(Collected data)
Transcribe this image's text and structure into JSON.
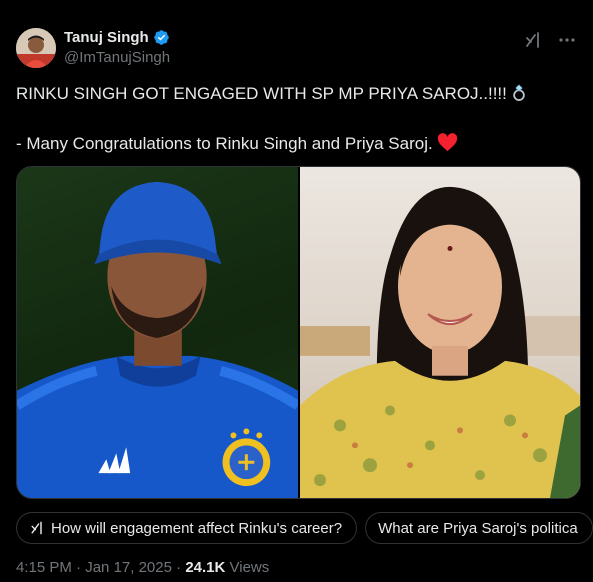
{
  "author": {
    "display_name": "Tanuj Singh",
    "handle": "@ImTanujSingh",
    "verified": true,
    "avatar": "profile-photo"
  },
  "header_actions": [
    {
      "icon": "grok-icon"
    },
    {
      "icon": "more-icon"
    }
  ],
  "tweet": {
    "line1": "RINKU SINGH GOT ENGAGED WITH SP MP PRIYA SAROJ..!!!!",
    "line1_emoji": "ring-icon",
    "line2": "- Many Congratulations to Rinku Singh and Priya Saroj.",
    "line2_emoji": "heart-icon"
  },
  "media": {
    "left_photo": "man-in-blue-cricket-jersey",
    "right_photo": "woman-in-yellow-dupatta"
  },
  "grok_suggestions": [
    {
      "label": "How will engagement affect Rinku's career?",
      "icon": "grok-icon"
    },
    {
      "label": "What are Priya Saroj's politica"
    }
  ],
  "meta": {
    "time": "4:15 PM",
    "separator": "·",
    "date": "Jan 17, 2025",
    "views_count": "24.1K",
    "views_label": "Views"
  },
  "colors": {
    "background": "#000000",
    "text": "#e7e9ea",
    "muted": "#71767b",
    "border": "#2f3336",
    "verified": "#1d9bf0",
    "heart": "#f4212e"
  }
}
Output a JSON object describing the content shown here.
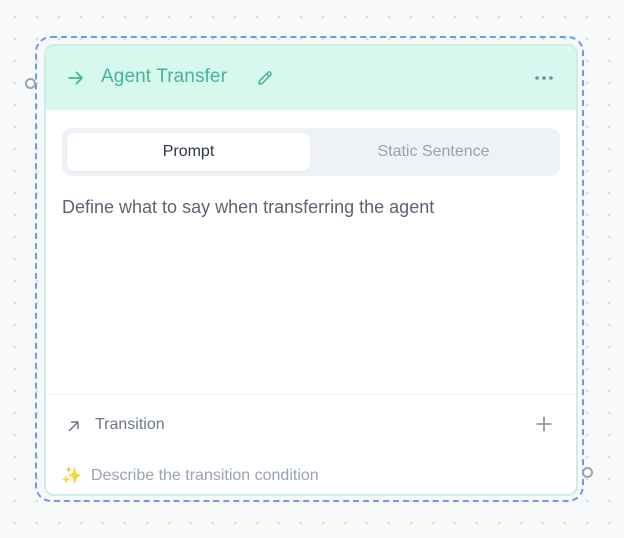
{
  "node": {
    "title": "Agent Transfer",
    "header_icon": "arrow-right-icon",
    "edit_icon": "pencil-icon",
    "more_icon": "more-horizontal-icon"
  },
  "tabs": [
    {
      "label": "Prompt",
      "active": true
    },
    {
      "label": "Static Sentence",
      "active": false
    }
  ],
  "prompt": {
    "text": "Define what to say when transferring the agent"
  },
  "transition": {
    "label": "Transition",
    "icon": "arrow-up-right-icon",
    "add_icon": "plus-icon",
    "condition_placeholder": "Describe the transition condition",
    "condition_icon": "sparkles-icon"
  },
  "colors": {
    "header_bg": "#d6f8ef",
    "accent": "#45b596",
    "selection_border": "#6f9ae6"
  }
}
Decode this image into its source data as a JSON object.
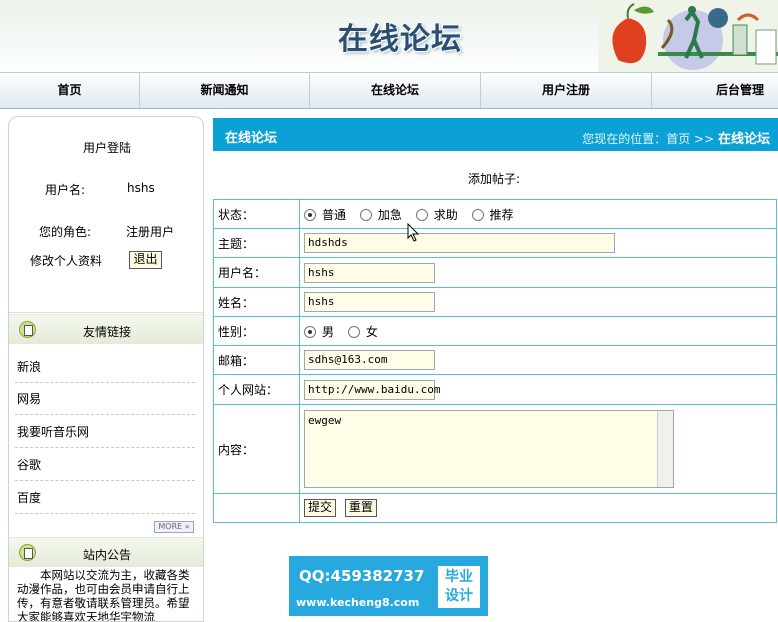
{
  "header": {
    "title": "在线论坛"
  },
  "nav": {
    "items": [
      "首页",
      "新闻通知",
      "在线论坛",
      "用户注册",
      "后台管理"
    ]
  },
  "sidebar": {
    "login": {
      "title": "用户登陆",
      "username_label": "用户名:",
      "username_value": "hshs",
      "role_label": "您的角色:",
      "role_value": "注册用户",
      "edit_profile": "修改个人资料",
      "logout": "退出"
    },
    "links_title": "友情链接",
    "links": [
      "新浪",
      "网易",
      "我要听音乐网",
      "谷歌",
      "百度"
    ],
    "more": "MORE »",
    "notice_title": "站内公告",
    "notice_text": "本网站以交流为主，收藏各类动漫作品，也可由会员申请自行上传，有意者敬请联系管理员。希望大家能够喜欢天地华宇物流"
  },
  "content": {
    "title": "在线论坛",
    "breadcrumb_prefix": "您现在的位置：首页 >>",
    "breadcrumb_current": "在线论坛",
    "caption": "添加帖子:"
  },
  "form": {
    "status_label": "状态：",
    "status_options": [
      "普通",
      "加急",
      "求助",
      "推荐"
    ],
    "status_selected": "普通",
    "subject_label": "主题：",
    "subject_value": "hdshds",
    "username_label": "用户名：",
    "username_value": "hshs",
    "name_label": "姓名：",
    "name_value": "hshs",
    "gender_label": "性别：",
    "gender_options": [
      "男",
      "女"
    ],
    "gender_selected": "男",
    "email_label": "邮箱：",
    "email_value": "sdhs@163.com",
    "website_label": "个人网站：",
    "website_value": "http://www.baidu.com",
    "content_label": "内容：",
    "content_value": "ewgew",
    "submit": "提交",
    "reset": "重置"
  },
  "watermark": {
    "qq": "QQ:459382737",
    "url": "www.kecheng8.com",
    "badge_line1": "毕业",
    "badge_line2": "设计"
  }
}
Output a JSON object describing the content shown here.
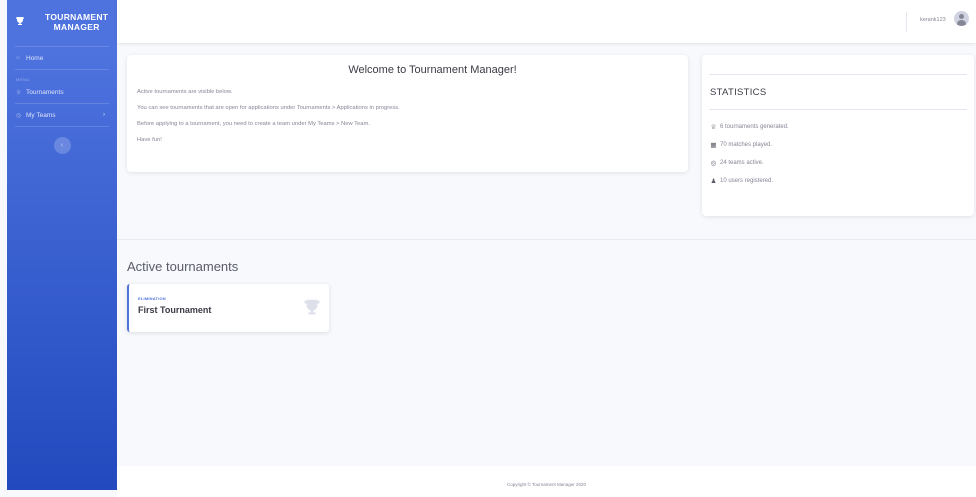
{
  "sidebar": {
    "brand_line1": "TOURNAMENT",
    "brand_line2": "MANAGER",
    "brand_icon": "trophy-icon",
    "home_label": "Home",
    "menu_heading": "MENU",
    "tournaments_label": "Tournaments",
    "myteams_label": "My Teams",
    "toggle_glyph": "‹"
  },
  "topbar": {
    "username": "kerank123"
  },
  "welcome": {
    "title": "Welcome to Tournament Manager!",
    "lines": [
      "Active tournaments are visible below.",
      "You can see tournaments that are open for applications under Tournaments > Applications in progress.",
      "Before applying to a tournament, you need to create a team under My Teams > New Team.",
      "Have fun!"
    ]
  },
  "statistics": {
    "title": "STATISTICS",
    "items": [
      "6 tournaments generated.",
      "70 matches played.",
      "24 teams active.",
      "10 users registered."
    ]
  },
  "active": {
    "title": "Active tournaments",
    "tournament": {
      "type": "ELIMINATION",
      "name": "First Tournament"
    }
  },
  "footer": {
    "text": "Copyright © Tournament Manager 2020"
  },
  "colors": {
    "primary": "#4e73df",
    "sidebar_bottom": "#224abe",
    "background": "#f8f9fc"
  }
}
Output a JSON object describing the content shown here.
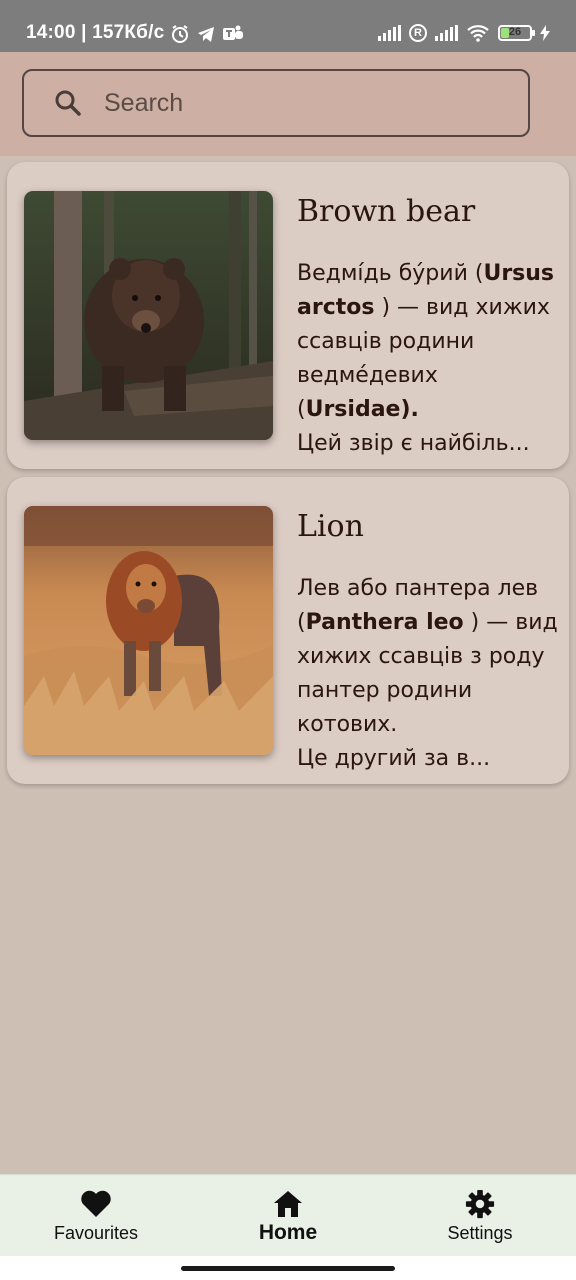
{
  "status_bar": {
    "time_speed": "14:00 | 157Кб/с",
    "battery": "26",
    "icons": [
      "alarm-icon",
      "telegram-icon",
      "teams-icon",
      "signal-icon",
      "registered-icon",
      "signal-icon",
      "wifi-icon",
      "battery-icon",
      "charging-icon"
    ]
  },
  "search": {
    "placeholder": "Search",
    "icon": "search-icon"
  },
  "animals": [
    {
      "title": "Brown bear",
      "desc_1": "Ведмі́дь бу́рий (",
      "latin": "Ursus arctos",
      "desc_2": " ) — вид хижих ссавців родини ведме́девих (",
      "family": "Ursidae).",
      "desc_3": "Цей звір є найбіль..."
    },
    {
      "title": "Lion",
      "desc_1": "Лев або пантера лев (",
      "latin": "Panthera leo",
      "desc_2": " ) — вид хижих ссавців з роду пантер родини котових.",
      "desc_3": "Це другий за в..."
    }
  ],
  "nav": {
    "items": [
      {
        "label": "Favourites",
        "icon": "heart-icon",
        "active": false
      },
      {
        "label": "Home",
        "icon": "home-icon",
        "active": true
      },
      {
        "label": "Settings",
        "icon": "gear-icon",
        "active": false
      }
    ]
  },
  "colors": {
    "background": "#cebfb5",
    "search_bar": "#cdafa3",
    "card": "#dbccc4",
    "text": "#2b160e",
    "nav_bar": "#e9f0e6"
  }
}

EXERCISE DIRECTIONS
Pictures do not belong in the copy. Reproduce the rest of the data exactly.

FINAL ANSWER
Transcribe this image's text and structure into JSON.
{
  "author": {
    "display_name": "Tanuj Singh",
    "handle": "@ImTanujSingh",
    "verified": true,
    "avatar": "profile-photo"
  },
  "header_actions": [
    {
      "icon": "grok-icon"
    },
    {
      "icon": "more-icon"
    }
  ],
  "tweet": {
    "line1": "RINKU SINGH GOT ENGAGED WITH SP MP PRIYA SAROJ..!!!!",
    "line1_emoji": "ring-icon",
    "line2": "- Many Congratulations to Rinku Singh and Priya Saroj.",
    "line2_emoji": "heart-icon"
  },
  "media": {
    "left_photo": "man-in-blue-cricket-jersey",
    "right_photo": "woman-in-yellow-dupatta"
  },
  "grok_suggestions": [
    {
      "label": "How will engagement affect Rinku's career?",
      "icon": "grok-icon"
    },
    {
      "label": "What are Priya Saroj's politica"
    }
  ],
  "meta": {
    "time": "4:15 PM",
    "separator": "·",
    "date": "Jan 17, 2025",
    "views_count": "24.1K",
    "views_label": "Views"
  },
  "colors": {
    "background": "#000000",
    "text": "#e7e9ea",
    "muted": "#71767b",
    "border": "#2f3336",
    "verified": "#1d9bf0",
    "heart": "#f4212e"
  }
}
Output a JSON object describing the content shown here.
{
  "node": {
    "title": "Agent Transfer",
    "header_icon": "arrow-right-icon",
    "edit_icon": "pencil-icon",
    "more_icon": "more-horizontal-icon"
  },
  "tabs": [
    {
      "label": "Prompt",
      "active": true
    },
    {
      "label": "Static Sentence",
      "active": false
    }
  ],
  "prompt": {
    "text": "Define what to say when transferring the agent"
  },
  "transition": {
    "label": "Transition",
    "icon": "arrow-up-right-icon",
    "add_icon": "plus-icon",
    "condition_placeholder": "Describe the transition condition",
    "condition_icon": "sparkles-icon"
  },
  "colors": {
    "header_bg": "#d6f8ef",
    "accent": "#45b596",
    "selection_border": "#6f9ae6"
  }
}
Decode this image into its source data as a JSON object.
{
  "header": {
    "title": "在线论坛"
  },
  "nav": {
    "items": [
      "首页",
      "新闻通知",
      "在线论坛",
      "用户注册",
      "后台管理"
    ]
  },
  "sidebar": {
    "login": {
      "title": "用户登陆",
      "username_label": "用户名:",
      "username_value": "hshs",
      "role_label": "您的角色:",
      "role_value": "注册用户",
      "edit_profile": "修改个人资料",
      "logout": "退出"
    },
    "links_title": "友情链接",
    "links": [
      "新浪",
      "网易",
      "我要听音乐网",
      "谷歌",
      "百度"
    ],
    "more": "MORE »",
    "notice_title": "站内公告",
    "notice_text": "本网站以交流为主，收藏各类动漫作品，也可由会员申请自行上传，有意者敬请联系管理员。希望大家能够喜欢天地华宇物流"
  },
  "content": {
    "title": "在线论坛",
    "breadcrumb_prefix": "您现在的位置：首页 >>",
    "breadcrumb_current": "在线论坛",
    "caption": "添加帖子:"
  },
  "form": {
    "status_label": "状态：",
    "status_options": [
      "普通",
      "加急",
      "求助",
      "推荐"
    ],
    "status_selected": "普通",
    "subject_label": "主题：",
    "subject_value": "hdshds",
    "username_label": "用户名：",
    "username_value": "hshs",
    "name_label": "姓名：",
    "name_value": "hshs",
    "gender_label": "性别：",
    "gender_options": [
      "男",
      "女"
    ],
    "gender_selected": "男",
    "email_label": "邮箱：",
    "email_value": "sdhs@163.com",
    "website_label": "个人网站：",
    "website_value": "http://www.baidu.com",
    "content_label": "内容：",
    "content_value": "ewgew",
    "submit": "提交",
    "reset": "重置"
  },
  "watermark": {
    "qq": "QQ:459382737",
    "url": "www.kecheng8.com",
    "badge_line1": "毕业",
    "badge_line2": "设计"
  }
}
Output a JSON object describing the content shown here.
{
  "sidebar": {
    "brand_line1": "TOURNAMENT",
    "brand_line2": "MANAGER",
    "brand_icon": "trophy-icon",
    "home_label": "Home",
    "menu_heading": "MENU",
    "tournaments_label": "Tournaments",
    "myteams_label": "My Teams",
    "toggle_glyph": "‹"
  },
  "topbar": {
    "username": "kerank123"
  },
  "welcome": {
    "title": "Welcome to Tournament Manager!",
    "lines": [
      "Active tournaments are visible below.",
      "You can see tournaments that are open for applications under Tournaments > Applications in progress.",
      "Before applying to a tournament, you need to create a team under My Teams > New Team.",
      "Have fun!"
    ]
  },
  "statistics": {
    "title": "STATISTICS",
    "items": [
      "6 tournaments generated.",
      "70 matches played.",
      "24 teams active.",
      "10 users registered."
    ]
  },
  "active": {
    "title": "Active tournaments",
    "tournament": {
      "type": "ELIMINATION",
      "name": "First Tournament"
    }
  },
  "footer": {
    "text": "Copyright © Tournament Manager 2020"
  },
  "colors": {
    "primary": "#4e73df",
    "sidebar_bottom": "#224abe",
    "background": "#f8f9fc"
  }
}
Output a JSON object describing the content shown here.
{
  "status_bar": {
    "time_speed": "14:00 | 157Кб/с",
    "battery": "26",
    "icons": [
      "alarm-icon",
      "telegram-icon",
      "teams-icon",
      "signal-icon",
      "registered-icon",
      "signal-icon",
      "wifi-icon",
      "battery-icon",
      "charging-icon"
    ]
  },
  "search": {
    "placeholder": "Search",
    "icon": "search-icon"
  },
  "animals": [
    {
      "title": "Brown bear",
      "desc_1": "Ведмі́дь бу́рий (",
      "latin": "Ursus arctos",
      "desc_2": " ) — вид хижих ссавців родини ведме́девих (",
      "family": "Ursidae).",
      "desc_3": "Цей звір є найбіль..."
    },
    {
      "title": "Lion",
      "desc_1": "Лев або пантера лев (",
      "latin": "Panthera leo",
      "desc_2": " ) — вид хижих ссавців з роду пантер родини котових.",
      "desc_3": "Це другий за в..."
    }
  ],
  "nav": {
    "items": [
      {
        "label": "Favourites",
        "icon": "heart-icon",
        "active": false
      },
      {
        "label": "Home",
        "icon": "home-icon",
        "active": true
      },
      {
        "label": "Settings",
        "icon": "gear-icon",
        "active": false
      }
    ]
  },
  "colors": {
    "background": "#cebfb5",
    "search_bar": "#cdafa3",
    "card": "#dbccc4",
    "text": "#2b160e",
    "nav_bar": "#e9f0e6"
  }
}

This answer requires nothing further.